Work task = Wherever "Profit" appears in the records below, copy the line that holds it.

(Source records)
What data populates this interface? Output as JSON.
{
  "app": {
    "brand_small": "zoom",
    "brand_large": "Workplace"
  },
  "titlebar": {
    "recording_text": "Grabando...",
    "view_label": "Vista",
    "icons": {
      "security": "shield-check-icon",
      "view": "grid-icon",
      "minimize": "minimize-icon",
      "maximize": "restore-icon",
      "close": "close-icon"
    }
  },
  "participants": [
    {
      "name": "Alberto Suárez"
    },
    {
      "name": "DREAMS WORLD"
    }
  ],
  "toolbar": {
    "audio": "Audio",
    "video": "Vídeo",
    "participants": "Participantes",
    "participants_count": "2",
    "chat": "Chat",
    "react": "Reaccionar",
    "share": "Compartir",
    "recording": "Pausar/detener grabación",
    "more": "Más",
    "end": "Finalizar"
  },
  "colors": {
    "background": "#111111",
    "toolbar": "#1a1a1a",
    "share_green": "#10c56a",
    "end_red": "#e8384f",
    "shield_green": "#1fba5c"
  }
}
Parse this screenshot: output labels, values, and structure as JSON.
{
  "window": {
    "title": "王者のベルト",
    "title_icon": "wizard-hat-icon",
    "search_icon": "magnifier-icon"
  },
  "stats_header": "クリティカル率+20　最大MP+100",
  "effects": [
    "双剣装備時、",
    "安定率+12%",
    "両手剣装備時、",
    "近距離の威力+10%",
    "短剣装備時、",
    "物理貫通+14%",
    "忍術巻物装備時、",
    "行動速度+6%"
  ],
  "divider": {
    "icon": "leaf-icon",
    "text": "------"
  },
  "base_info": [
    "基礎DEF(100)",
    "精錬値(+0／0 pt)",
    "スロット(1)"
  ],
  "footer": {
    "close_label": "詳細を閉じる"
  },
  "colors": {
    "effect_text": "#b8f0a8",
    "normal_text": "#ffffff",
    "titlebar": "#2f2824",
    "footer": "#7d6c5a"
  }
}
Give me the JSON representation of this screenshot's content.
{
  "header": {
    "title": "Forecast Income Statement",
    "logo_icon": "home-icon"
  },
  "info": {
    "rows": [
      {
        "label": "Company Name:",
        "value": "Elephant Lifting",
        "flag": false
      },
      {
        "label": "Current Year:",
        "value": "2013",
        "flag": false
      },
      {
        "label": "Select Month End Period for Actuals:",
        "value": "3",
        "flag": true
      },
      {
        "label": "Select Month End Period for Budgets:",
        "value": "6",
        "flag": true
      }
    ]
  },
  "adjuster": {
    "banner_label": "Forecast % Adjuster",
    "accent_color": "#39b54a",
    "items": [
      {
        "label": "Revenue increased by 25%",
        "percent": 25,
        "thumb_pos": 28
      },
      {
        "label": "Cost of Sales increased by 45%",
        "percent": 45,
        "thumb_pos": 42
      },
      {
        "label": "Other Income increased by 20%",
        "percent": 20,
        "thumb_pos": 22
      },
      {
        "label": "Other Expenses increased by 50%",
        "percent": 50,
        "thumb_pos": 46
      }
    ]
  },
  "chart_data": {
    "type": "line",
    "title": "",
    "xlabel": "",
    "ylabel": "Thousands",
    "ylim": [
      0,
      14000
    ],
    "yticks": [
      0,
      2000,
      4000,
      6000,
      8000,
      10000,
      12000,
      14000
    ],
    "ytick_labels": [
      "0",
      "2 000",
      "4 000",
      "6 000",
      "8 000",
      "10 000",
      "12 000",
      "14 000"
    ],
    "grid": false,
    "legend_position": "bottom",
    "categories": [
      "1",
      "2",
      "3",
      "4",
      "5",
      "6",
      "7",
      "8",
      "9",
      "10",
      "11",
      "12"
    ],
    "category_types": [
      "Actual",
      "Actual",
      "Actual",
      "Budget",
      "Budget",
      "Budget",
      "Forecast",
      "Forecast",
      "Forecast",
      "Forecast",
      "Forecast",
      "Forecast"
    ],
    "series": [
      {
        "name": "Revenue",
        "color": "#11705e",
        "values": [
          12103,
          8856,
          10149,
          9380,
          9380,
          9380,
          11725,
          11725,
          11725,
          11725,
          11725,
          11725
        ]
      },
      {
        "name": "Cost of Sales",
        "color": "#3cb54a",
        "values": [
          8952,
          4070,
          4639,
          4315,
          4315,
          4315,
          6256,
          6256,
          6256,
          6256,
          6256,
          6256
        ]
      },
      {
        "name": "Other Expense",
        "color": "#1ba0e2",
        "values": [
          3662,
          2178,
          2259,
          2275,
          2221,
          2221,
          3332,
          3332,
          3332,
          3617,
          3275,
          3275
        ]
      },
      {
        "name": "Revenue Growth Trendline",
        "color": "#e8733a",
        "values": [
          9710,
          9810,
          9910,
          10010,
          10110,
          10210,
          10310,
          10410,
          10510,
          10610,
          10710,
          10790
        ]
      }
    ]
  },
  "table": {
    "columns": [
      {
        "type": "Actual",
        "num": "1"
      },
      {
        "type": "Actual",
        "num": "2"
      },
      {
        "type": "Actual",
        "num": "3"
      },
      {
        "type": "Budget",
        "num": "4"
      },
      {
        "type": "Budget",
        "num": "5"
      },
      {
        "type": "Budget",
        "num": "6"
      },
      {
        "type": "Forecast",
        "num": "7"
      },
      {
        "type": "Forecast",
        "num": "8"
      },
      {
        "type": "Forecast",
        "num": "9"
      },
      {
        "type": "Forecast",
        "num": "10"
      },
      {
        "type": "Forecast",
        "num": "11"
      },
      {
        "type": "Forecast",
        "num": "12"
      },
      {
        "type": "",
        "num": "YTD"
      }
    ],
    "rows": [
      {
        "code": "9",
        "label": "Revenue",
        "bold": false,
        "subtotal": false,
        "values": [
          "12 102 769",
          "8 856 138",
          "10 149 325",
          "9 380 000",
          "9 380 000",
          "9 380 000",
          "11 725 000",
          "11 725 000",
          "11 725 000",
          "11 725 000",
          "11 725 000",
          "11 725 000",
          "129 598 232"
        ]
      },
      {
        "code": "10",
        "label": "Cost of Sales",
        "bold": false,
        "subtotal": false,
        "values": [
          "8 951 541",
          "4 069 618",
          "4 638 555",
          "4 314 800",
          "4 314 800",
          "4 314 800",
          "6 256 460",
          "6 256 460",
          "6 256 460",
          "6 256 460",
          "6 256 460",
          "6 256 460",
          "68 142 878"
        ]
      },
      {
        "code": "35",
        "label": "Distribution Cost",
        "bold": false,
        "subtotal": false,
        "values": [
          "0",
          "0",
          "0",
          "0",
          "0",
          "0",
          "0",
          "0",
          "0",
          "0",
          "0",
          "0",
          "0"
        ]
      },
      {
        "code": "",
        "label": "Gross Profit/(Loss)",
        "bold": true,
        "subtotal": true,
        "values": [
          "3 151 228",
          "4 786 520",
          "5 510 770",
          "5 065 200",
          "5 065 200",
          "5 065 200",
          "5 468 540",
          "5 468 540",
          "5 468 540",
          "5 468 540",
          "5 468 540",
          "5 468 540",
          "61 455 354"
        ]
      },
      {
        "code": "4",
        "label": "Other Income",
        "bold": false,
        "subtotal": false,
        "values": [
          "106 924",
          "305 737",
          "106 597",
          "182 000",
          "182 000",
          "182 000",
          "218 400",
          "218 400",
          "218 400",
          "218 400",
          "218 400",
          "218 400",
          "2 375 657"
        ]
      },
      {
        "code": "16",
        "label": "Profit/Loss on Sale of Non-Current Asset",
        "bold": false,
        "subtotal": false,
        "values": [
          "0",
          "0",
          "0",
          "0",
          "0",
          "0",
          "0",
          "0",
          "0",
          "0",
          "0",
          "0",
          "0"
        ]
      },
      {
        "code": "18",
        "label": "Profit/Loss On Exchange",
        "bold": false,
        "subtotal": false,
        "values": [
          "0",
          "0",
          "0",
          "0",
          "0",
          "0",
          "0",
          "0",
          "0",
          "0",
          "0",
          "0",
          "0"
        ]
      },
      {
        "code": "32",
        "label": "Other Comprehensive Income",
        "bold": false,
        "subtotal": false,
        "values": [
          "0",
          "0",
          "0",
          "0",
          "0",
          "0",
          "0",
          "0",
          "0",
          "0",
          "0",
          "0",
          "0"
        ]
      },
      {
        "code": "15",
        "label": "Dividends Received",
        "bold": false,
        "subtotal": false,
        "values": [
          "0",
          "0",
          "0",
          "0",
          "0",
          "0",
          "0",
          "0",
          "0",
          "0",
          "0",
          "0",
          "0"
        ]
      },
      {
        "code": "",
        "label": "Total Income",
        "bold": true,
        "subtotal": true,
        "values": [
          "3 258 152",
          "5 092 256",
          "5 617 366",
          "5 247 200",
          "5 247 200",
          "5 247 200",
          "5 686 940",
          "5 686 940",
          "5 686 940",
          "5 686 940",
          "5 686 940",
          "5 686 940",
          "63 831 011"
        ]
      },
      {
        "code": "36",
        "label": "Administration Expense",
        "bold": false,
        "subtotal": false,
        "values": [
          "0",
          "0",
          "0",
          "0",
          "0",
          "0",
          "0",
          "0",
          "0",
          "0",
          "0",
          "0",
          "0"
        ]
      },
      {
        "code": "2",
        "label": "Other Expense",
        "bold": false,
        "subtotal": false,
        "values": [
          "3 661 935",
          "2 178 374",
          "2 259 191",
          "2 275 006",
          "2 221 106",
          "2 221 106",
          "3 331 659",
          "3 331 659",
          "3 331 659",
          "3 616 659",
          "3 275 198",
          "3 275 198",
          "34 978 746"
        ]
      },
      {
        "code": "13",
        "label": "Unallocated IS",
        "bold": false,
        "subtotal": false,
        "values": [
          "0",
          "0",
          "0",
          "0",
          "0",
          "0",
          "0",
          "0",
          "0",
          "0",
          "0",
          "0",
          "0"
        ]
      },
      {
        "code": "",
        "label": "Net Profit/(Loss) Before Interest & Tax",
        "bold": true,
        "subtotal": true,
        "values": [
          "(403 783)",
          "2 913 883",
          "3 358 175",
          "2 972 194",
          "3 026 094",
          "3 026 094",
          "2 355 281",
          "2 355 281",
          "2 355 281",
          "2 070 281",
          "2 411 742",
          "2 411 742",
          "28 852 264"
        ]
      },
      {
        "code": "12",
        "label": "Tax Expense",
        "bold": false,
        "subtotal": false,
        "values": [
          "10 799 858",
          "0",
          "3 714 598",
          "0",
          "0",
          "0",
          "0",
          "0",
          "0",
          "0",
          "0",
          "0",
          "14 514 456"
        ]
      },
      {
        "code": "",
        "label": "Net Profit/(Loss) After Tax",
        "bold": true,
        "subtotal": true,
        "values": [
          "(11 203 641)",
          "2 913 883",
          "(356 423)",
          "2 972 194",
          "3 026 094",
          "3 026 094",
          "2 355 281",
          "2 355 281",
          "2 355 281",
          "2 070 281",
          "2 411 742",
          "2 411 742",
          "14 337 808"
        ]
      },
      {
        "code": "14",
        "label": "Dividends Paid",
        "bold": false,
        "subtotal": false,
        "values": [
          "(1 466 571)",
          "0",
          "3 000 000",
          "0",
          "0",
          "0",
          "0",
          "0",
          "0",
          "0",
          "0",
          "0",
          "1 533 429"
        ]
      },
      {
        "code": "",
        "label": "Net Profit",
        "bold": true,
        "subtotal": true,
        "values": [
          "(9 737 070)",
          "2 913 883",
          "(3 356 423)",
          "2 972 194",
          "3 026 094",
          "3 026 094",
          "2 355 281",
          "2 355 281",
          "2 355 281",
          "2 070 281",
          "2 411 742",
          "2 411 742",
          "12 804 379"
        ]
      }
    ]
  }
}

Written answer =
        "label": "Gross Profit/(Loss)",
        "label": "Profit/Loss on Sale of Non-Current Asset",
        "label": "Profit/Loss On Exchange",
        "label": "Net Profit/(Loss) Before Interest & Tax",
        "label": "Net Profit/(Loss) After Tax",
        "label": "Net Profit",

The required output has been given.